§ **RECORDS SUPPLIED**
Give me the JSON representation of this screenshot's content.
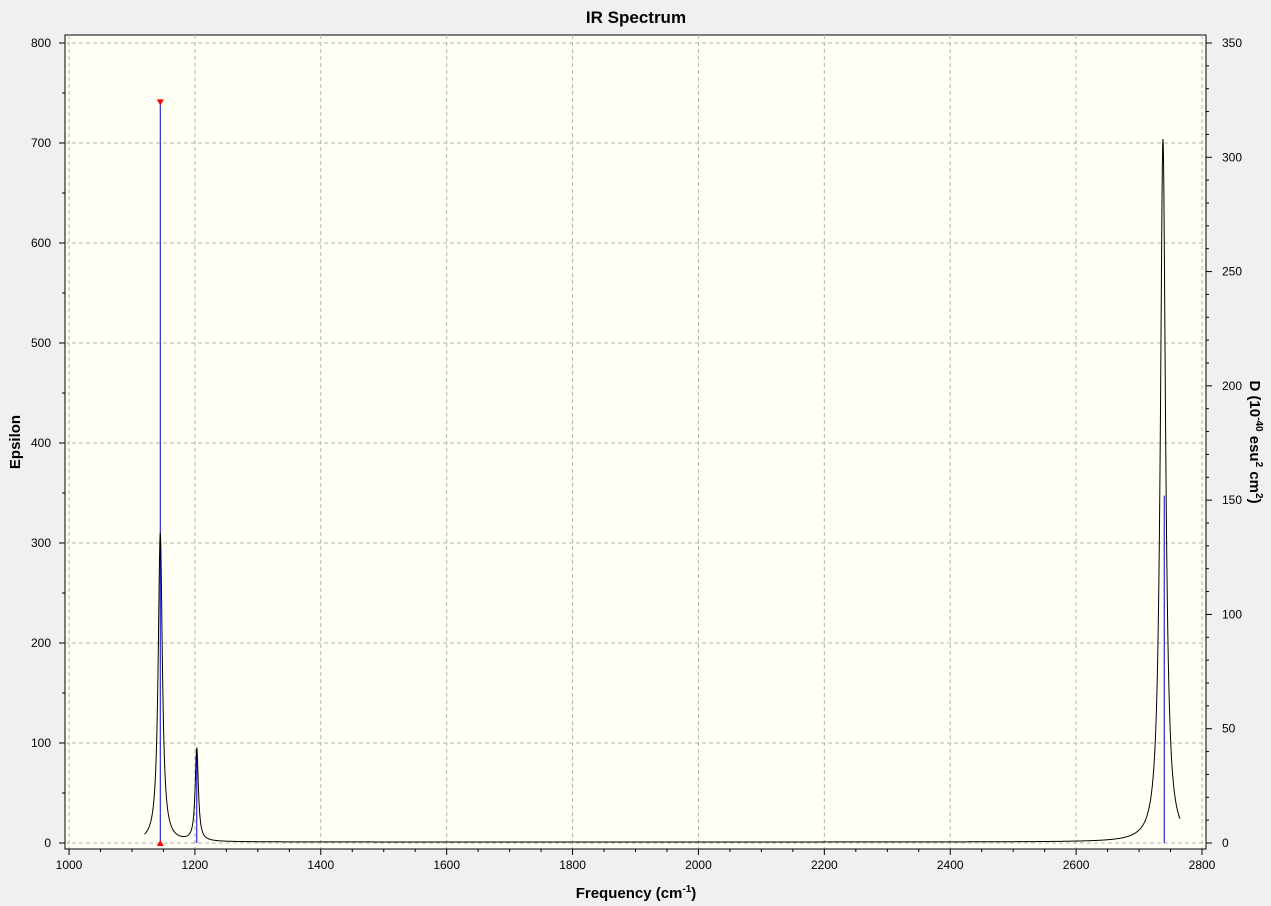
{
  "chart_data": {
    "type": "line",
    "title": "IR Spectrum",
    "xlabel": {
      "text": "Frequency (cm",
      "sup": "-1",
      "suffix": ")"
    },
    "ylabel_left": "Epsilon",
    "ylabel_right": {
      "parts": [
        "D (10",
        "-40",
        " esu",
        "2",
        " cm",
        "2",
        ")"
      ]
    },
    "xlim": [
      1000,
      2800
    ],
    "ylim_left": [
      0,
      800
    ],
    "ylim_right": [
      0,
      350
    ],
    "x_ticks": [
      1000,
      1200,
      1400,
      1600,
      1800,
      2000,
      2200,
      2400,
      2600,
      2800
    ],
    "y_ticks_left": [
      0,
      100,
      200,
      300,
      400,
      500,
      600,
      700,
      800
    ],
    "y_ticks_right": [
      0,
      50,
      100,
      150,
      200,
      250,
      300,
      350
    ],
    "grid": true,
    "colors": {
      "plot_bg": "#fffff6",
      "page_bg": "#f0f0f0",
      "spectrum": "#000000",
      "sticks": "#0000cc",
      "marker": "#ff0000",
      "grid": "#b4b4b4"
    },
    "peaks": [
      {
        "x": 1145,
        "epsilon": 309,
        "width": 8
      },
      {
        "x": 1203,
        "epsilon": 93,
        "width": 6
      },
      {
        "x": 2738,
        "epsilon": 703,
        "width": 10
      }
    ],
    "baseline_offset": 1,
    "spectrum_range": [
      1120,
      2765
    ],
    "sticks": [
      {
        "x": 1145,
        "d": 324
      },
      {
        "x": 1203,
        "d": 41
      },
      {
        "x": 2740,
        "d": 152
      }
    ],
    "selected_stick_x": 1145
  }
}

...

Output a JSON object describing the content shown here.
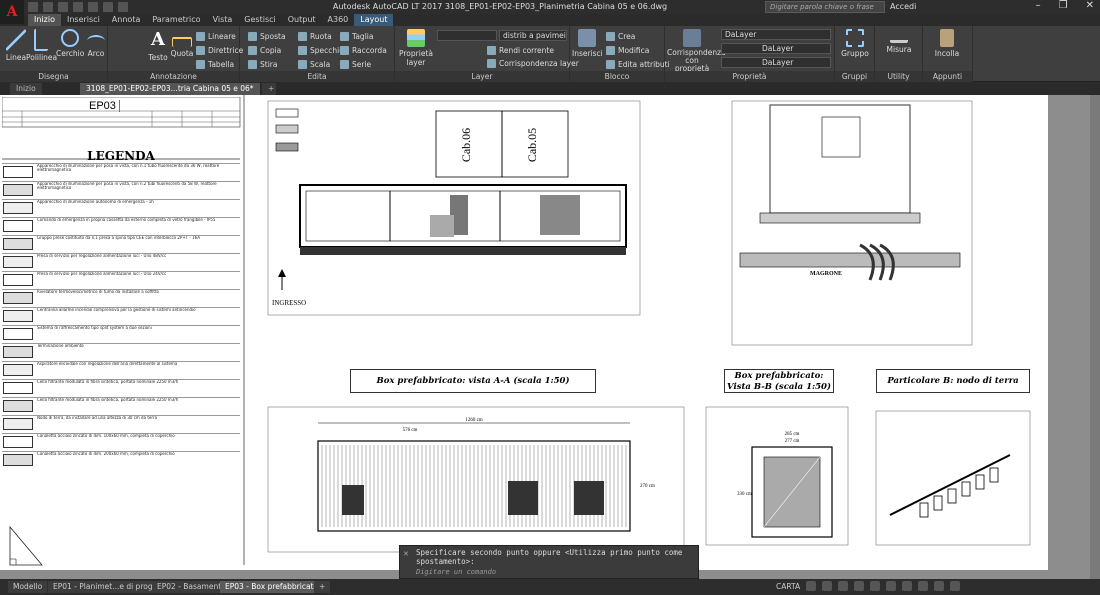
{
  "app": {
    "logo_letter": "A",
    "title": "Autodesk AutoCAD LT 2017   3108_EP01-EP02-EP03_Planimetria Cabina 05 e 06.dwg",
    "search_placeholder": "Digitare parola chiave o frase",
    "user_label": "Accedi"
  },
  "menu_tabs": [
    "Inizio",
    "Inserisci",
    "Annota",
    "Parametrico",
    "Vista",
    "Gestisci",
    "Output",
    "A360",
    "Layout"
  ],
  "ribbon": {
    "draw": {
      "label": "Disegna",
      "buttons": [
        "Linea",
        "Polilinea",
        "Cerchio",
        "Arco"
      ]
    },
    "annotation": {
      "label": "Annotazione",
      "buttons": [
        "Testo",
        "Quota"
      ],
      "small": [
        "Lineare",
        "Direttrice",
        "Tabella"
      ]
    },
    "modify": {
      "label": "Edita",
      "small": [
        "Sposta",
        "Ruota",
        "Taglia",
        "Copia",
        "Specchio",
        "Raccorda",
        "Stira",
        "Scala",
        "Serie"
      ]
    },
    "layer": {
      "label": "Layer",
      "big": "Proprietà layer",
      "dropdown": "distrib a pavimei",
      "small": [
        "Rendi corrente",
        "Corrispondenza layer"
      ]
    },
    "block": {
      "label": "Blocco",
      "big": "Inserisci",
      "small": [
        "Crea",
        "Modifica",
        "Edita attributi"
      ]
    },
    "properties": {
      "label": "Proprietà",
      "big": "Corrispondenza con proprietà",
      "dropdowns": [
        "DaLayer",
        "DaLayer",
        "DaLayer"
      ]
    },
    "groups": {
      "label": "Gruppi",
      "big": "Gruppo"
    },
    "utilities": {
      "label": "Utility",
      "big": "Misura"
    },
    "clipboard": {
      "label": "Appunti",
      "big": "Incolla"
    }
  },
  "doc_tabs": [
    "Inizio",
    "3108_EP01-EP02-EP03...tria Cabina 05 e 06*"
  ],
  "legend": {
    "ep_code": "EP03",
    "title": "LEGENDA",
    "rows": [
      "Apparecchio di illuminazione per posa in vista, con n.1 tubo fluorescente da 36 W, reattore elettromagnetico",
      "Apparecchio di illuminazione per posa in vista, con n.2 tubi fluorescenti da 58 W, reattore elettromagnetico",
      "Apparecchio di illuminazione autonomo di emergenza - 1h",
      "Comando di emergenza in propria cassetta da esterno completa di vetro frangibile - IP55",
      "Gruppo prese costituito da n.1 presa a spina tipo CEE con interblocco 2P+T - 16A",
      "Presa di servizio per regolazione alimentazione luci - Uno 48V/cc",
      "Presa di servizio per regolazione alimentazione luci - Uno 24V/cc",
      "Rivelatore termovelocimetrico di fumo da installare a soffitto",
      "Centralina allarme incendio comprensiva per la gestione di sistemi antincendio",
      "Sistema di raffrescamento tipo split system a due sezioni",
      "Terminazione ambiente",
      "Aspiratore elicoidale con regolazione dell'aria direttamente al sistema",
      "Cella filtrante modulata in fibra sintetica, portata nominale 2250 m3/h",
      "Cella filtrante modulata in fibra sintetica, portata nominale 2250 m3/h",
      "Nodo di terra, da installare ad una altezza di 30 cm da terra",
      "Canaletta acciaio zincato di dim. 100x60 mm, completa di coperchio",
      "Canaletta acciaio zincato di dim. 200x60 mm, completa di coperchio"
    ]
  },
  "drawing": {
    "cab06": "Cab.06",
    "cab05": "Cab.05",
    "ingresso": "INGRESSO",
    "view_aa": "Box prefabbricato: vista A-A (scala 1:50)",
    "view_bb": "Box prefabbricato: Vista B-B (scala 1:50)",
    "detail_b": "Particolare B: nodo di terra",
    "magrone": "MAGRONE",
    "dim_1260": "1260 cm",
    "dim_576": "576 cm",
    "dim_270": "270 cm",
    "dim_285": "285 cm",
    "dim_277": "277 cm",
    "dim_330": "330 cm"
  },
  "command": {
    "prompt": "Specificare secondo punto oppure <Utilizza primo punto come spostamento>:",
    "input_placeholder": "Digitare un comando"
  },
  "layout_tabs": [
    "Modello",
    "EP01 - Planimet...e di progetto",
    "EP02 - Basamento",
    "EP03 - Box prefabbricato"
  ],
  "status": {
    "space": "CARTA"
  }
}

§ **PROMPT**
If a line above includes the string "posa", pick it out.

§ **ANSWER FOR THE TASK**
      "Apparecchio di illuminazione per posa in vista, con n.1 tubo fluorescente da 36 W, reattore elettromagnetico",
      "Apparecchio di illuminazione per posa in vista, con n.2 tubi fluorescenti da 58 W, reattore elettromagnetico",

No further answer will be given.